* _Problem description_: Word for word, restate all of the records.
┌──
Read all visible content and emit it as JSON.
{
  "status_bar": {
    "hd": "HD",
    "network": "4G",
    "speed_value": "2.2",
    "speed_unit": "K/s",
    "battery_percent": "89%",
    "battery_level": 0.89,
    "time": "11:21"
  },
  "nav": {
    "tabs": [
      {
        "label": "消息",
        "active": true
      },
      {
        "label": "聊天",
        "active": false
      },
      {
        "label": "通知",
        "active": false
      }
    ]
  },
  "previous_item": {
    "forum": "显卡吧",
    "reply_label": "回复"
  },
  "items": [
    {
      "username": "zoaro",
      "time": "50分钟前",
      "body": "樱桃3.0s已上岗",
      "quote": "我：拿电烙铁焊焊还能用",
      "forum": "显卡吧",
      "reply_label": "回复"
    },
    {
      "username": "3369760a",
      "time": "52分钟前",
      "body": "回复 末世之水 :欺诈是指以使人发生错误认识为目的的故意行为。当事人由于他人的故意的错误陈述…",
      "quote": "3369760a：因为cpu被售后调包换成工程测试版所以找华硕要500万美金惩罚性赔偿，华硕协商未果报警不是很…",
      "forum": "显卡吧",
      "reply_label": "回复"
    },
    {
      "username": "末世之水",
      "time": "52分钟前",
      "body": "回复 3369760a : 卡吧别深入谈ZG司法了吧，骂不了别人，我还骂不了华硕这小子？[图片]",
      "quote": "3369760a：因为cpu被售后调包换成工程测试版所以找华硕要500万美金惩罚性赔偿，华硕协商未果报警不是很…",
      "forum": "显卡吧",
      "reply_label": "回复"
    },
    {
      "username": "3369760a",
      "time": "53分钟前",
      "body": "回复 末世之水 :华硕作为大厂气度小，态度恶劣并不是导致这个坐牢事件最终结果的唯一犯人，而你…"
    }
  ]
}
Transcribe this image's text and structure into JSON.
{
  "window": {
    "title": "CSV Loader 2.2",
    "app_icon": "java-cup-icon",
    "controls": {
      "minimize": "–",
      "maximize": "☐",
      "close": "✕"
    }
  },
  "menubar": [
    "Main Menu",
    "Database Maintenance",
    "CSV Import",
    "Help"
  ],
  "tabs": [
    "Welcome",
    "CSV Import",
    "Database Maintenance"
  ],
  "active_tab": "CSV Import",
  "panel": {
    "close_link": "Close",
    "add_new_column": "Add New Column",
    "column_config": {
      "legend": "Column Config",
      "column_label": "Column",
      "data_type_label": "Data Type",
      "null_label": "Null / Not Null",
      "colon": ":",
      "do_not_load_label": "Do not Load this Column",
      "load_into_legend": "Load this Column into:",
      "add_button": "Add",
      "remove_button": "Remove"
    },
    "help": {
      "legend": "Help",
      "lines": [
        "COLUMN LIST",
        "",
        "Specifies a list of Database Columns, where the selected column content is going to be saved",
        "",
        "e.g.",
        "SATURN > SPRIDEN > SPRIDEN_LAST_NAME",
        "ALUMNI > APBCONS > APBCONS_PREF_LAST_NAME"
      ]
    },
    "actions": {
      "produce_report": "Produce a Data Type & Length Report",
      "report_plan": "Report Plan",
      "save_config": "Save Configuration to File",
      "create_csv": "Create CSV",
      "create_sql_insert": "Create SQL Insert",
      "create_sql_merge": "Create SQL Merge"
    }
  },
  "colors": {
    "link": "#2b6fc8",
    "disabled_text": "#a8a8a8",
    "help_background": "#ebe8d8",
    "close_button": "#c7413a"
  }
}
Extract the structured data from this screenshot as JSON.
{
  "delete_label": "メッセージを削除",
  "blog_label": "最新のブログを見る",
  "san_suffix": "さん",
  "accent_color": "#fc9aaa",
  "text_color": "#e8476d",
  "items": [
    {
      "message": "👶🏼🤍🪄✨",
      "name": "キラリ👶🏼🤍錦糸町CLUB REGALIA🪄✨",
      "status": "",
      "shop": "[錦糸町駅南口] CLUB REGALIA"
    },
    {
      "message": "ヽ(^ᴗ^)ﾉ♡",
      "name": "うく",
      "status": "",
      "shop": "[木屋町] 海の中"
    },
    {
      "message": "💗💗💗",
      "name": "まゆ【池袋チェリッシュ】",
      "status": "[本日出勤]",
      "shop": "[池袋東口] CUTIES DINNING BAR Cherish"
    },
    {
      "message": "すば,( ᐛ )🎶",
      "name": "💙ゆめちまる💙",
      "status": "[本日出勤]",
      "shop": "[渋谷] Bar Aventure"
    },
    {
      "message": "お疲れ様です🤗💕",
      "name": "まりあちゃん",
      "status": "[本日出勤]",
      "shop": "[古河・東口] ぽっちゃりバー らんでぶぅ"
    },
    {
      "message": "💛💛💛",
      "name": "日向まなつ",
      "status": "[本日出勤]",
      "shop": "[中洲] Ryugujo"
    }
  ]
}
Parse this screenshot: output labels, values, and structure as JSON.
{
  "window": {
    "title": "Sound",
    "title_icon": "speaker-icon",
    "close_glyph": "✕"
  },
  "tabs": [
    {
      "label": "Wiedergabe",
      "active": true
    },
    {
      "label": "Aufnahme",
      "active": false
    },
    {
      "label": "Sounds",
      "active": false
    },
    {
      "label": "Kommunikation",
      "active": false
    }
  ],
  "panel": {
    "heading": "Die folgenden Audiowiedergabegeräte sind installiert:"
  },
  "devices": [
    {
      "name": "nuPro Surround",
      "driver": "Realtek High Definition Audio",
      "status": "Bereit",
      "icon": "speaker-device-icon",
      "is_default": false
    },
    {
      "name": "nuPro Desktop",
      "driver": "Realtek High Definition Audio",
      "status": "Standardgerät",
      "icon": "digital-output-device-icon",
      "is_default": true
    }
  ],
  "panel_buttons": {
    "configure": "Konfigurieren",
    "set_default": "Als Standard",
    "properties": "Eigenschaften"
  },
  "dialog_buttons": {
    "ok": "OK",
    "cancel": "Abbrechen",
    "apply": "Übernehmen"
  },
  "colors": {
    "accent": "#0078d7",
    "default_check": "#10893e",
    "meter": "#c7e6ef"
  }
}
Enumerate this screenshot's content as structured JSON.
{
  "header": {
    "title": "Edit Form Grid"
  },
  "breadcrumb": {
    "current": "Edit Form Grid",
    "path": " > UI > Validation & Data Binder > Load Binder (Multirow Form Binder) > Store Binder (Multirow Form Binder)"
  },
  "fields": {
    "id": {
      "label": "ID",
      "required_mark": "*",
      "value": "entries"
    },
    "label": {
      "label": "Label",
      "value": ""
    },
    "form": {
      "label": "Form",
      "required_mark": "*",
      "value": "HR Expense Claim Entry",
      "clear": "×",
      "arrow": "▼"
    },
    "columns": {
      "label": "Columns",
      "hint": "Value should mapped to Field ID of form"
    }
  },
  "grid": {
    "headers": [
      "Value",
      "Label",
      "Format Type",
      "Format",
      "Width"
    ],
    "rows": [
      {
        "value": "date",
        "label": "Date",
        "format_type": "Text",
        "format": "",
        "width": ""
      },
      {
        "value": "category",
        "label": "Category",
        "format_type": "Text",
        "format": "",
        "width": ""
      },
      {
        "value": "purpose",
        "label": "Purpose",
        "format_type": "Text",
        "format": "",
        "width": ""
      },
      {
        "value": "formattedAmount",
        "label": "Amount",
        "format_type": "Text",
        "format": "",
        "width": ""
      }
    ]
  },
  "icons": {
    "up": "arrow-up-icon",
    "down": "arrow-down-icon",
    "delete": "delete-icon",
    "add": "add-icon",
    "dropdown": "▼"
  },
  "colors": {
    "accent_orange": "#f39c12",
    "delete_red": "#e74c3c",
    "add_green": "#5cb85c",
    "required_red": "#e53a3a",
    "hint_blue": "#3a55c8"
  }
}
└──
* _Solution to this problem_:
Read all visible content and emit it as JSON.
{
  "status_bar": {
    "hd": "HD",
    "network": "4G",
    "speed_value": "2.2",
    "speed_unit": "K/s",
    "battery_percent": "89%",
    "battery_level": 0.89,
    "time": "11:21"
  },
  "nav": {
    "tabs": [
      {
        "label": "消息",
        "active": true
      },
      {
        "label": "聊天",
        "active": false
      },
      {
        "label": "通知",
        "active": false
      }
    ]
  },
  "previous_item": {
    "forum": "显卡吧",
    "reply_label": "回复"
  },
  "items": [
    {
      "username": "zoaro",
      "time": "50分钟前",
      "body": "樱桃3.0s已上岗",
      "quote": "我：拿电烙铁焊焊还能用",
      "forum": "显卡吧",
      "reply_label": "回复"
    },
    {
      "username": "3369760a",
      "time": "52分钟前",
      "body": "回复 末世之水 :欺诈是指以使人发生错误认识为目的的故意行为。当事人由于他人的故意的错误陈述…",
      "quote": "3369760a：因为cpu被售后调包换成工程测试版所以找华硕要500万美金惩罚性赔偿，华硕协商未果报警不是很…",
      "forum": "显卡吧",
      "reply_label": "回复"
    },
    {
      "username": "末世之水",
      "time": "52分钟前",
      "body": "回复 3369760a : 卡吧别深入谈ZG司法了吧，骂不了别人，我还骂不了华硕这小子？[图片]",
      "quote": "3369760a：因为cpu被售后调包换成工程测试版所以找华硕要500万美金惩罚性赔偿，华硕协商未果报警不是很…",
      "forum": "显卡吧",
      "reply_label": "回复"
    },
    {
      "username": "3369760a",
      "time": "53分钟前",
      "body": "回复 末世之水 :华硕作为大厂气度小，态度恶劣并不是导致这个坐牢事件最终结果的唯一犯人，而你…"
    }
  ]
}
Transcribe this image's text and structure into JSON.
{
  "window": {
    "title": "CSV Loader 2.2",
    "app_icon": "java-cup-icon",
    "controls": {
      "minimize": "–",
      "maximize": "☐",
      "close": "✕"
    }
  },
  "menubar": [
    "Main Menu",
    "Database Maintenance",
    "CSV Import",
    "Help"
  ],
  "tabs": [
    "Welcome",
    "CSV Import",
    "Database Maintenance"
  ],
  "active_tab": "CSV Import",
  "panel": {
    "close_link": "Close",
    "add_new_column": "Add New Column",
    "column_config": {
      "legend": "Column Config",
      "column_label": "Column",
      "data_type_label": "Data Type",
      "null_label": "Null / Not Null",
      "colon": ":",
      "do_not_load_label": "Do not Load this Column",
      "load_into_legend": "Load this Column into:",
      "add_button": "Add",
      "remove_button": "Remove"
    },
    "help": {
      "legend": "Help",
      "lines": [
        "COLUMN LIST",
        "",
        "Specifies a list of Database Columns, where the selected column content is going to be saved",
        "",
        "e.g.",
        "SATURN > SPRIDEN > SPRIDEN_LAST_NAME",
        "ALUMNI > APBCONS > APBCONS_PREF_LAST_NAME"
      ]
    },
    "actions": {
      "produce_report": "Produce a Data Type & Length Report",
      "report_plan": "Report Plan",
      "save_config": "Save Configuration to File",
      "create_csv": "Create CSV",
      "create_sql_insert": "Create SQL Insert",
      "create_sql_merge": "Create SQL Merge"
    }
  },
  "colors": {
    "link": "#2b6fc8",
    "disabled_text": "#a8a8a8",
    "help_background": "#ebe8d8",
    "close_button": "#c7413a"
  }
}
Extract the structured data from this screenshot as JSON.
{
  "delete_label": "メッセージを削除",
  "blog_label": "最新のブログを見る",
  "san_suffix": "さん",
  "accent_color": "#fc9aaa",
  "text_color": "#e8476d",
  "items": [
    {
      "message": "👶🏼🤍🪄✨",
      "name": "キラリ👶🏼🤍錦糸町CLUB REGALIA🪄✨",
      "status": "",
      "shop": "[錦糸町駅南口] CLUB REGALIA"
    },
    {
      "message": "ヽ(^ᴗ^)ﾉ♡",
      "name": "うく",
      "status": "",
      "shop": "[木屋町] 海の中"
    },
    {
      "message": "💗💗💗",
      "name": "まゆ【池袋チェリッシュ】",
      "status": "[本日出勤]",
      "shop": "[池袋東口] CUTIES DINNING BAR Cherish"
    },
    {
      "message": "すば,( ᐛ )🎶",
      "name": "💙ゆめちまる💙",
      "status": "[本日出勤]",
      "shop": "[渋谷] Bar Aventure"
    },
    {
      "message": "お疲れ様です🤗💕",
      "name": "まりあちゃん",
      "status": "[本日出勤]",
      "shop": "[古河・東口] ぽっちゃりバー らんでぶぅ"
    },
    {
      "message": "💛💛💛",
      "name": "日向まなつ",
      "status": "[本日出勤]",
      "shop": "[中洲] Ryugujo"
    }
  ]
}
Parse this screenshot: output labels, values, and structure as JSON.
{
  "window": {
    "title": "Sound",
    "title_icon": "speaker-icon",
    "close_glyph": "✕"
  },
  "tabs": [
    {
      "label": "Wiedergabe",
      "active": true
    },
    {
      "label": "Aufnahme",
      "active": false
    },
    {
      "label": "Sounds",
      "active": false
    },
    {
      "label": "Kommunikation",
      "active": false
    }
  ],
  "panel": {
    "heading": "Die folgenden Audiowiedergabegeräte sind installiert:"
  },
  "devices": [
    {
      "name": "nuPro Surround",
      "driver": "Realtek High Definition Audio",
      "status": "Bereit",
      "icon": "speaker-device-icon",
      "is_default": false
    },
    {
      "name": "nuPro Desktop",
      "driver": "Realtek High Definition Audio",
      "status": "Standardgerät",
      "icon": "digital-output-device-icon",
      "is_default": true
    }
  ],
  "panel_buttons": {
    "configure": "Konfigurieren",
    "set_default": "Als Standard",
    "properties": "Eigenschaften"
  },
  "dialog_buttons": {
    "ok": "OK",
    "cancel": "Abbrechen",
    "apply": "Übernehmen"
  },
  "colors": {
    "accent": "#0078d7",
    "default_check": "#10893e",
    "meter": "#c7e6ef"
  }
}
Enumerate this screenshot's content as structured JSON.
{
  "header": {
    "title": "Edit Form Grid"
  },
  "breadcrumb": {
    "current": "Edit Form Grid",
    "path": " > UI > Validation & Data Binder > Load Binder (Multirow Form Binder) > Store Binder (Multirow Form Binder)"
  },
  "fields": {
    "id": {
      "label": "ID",
      "required_mark": "*",
      "value": "entries"
    },
    "label": {
      "label": "Label",
      "value": ""
    },
    "form": {
      "label": "Form",
      "required_mark": "*",
      "value": "HR Expense Claim Entry",
      "clear": "×",
      "arrow": "▼"
    },
    "columns": {
      "label": "Columns",
      "hint": "Value should mapped to Field ID of form"
    }
  },
  "grid": {
    "headers": [
      "Value",
      "Label",
      "Format Type",
      "Format",
      "Width"
    ],
    "rows": [
      {
        "value": "date",
        "label": "Date",
        "format_type": "Text",
        "format": "",
        "width": ""
      },
      {
        "value": "category",
        "label": "Category",
        "format_type": "Text",
        "format": "",
        "width": ""
      },
      {
        "value": "purpose",
        "label": "Purpose",
        "format_type": "Text",
        "format": "",
        "width": ""
      },
      {
        "value": "formattedAmount",
        "label": "Amount",
        "format_type": "Text",
        "format": "",
        "width": ""
      }
    ]
  },
  "icons": {
    "up": "arrow-up-icon",
    "down": "arrow-down-icon",
    "delete": "delete-icon",
    "add": "add-icon",
    "dropdown": "▼"
  },
  "colors": {
    "accent_orange": "#f39c12",
    "delete_red": "#e74c3c",
    "add_green": "#5cb85c",
    "required_red": "#e53a3a",
    "hint_blue": "#3a55c8"
  }
}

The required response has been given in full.